* EXERCISE *
Report only the number of lines in this material that include the string "Технология".

* MATERIALS PROVIDED *
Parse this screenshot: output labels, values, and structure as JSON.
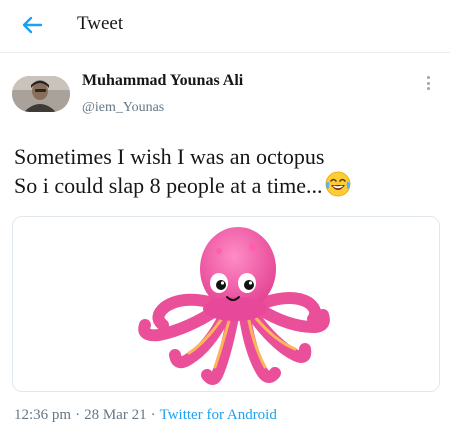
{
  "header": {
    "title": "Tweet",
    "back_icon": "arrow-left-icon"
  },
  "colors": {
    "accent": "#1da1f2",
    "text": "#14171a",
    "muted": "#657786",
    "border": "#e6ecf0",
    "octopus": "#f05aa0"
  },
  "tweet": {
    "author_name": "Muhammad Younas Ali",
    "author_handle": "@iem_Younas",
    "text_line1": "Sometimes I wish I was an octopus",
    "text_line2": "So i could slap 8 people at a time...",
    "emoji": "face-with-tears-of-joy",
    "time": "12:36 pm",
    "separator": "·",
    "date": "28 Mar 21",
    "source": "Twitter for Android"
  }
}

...

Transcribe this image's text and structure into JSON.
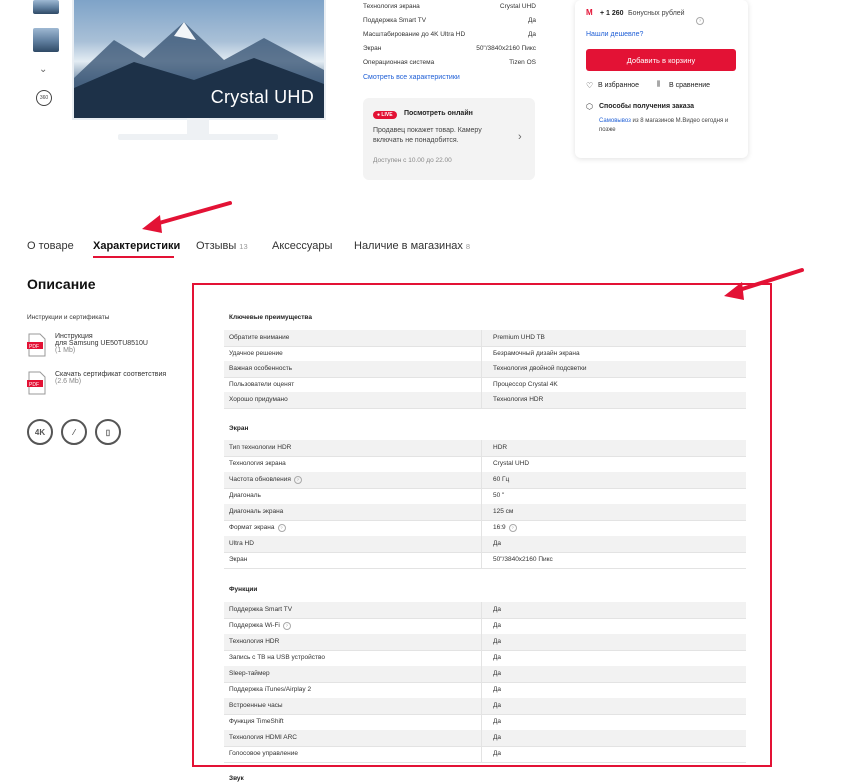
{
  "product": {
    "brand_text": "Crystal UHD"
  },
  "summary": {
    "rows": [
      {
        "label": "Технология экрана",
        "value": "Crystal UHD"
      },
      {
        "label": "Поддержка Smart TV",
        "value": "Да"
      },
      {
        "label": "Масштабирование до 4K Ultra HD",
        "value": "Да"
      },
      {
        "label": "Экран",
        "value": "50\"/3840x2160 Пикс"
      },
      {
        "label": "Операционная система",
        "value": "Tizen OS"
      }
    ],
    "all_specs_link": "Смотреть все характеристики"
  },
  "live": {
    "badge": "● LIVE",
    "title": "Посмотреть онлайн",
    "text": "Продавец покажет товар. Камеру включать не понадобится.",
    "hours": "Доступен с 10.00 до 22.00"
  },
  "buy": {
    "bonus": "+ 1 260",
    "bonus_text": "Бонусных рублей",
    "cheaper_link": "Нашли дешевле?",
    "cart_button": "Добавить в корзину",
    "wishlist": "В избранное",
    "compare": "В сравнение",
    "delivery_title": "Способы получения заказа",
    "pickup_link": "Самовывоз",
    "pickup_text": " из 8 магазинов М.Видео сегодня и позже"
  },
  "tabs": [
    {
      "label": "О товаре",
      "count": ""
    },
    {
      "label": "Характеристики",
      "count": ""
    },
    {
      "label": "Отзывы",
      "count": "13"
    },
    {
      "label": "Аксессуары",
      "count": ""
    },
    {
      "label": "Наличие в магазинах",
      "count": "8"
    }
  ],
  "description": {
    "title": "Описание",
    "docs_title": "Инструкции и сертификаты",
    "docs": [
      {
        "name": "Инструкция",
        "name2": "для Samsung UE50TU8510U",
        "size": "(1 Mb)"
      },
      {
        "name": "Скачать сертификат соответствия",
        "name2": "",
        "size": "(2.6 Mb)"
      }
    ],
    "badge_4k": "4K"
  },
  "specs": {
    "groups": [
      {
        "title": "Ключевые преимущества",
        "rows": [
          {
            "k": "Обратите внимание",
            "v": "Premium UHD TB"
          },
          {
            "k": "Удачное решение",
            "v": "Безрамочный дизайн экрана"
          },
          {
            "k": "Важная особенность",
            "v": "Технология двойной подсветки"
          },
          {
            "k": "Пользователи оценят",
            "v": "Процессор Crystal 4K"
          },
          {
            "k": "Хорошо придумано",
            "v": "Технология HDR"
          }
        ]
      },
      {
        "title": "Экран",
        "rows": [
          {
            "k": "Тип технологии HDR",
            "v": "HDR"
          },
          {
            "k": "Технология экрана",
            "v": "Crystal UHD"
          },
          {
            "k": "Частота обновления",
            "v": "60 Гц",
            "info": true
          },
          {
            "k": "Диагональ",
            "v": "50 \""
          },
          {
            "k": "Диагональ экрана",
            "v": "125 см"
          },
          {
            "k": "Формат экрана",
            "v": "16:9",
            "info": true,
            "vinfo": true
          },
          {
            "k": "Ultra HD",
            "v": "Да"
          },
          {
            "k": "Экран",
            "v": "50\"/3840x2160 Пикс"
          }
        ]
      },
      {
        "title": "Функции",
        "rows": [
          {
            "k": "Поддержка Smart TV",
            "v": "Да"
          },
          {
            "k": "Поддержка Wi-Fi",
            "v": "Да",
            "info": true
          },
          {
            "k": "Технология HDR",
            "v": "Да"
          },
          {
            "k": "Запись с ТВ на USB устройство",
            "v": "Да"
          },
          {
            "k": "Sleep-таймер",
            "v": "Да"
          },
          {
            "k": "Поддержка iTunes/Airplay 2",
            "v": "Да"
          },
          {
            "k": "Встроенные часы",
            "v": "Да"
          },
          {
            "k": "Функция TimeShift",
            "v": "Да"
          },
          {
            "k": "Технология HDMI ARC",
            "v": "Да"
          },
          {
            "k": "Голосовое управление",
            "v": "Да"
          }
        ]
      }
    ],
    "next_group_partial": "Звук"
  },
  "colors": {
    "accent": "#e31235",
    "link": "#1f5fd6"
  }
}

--

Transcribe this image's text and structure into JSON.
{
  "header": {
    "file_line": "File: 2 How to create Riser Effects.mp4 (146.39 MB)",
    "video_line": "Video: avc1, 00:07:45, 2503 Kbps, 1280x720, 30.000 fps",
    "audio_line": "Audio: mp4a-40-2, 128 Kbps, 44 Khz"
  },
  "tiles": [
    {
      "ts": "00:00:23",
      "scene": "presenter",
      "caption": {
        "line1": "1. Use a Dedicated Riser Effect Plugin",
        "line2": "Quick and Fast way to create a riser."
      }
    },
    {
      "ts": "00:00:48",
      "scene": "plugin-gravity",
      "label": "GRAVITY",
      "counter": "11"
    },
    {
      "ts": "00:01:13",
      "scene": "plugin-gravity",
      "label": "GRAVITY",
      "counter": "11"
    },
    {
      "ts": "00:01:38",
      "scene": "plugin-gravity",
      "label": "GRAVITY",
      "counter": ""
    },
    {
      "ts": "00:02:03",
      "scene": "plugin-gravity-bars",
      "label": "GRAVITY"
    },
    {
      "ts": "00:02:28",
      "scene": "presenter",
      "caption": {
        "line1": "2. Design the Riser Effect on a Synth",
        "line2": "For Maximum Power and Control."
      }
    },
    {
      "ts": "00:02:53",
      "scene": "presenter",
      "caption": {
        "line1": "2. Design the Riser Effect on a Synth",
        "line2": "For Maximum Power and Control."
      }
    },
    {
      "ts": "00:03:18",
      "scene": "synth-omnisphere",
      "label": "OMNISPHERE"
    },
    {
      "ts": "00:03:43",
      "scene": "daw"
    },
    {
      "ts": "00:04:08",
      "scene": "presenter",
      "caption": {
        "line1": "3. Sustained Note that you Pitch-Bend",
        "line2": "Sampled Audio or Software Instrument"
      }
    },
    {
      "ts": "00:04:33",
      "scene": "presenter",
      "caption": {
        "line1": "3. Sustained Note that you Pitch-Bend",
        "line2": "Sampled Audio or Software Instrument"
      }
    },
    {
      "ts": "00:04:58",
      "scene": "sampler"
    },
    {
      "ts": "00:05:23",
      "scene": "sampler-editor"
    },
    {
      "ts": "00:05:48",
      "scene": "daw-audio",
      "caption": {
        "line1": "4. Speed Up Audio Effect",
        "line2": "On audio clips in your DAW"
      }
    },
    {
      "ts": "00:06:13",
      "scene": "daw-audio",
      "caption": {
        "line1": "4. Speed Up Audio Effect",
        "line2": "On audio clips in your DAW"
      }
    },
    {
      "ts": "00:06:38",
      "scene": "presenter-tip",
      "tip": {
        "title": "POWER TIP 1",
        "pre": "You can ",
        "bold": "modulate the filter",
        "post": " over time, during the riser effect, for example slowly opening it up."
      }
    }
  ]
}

* TASK RESULT *
6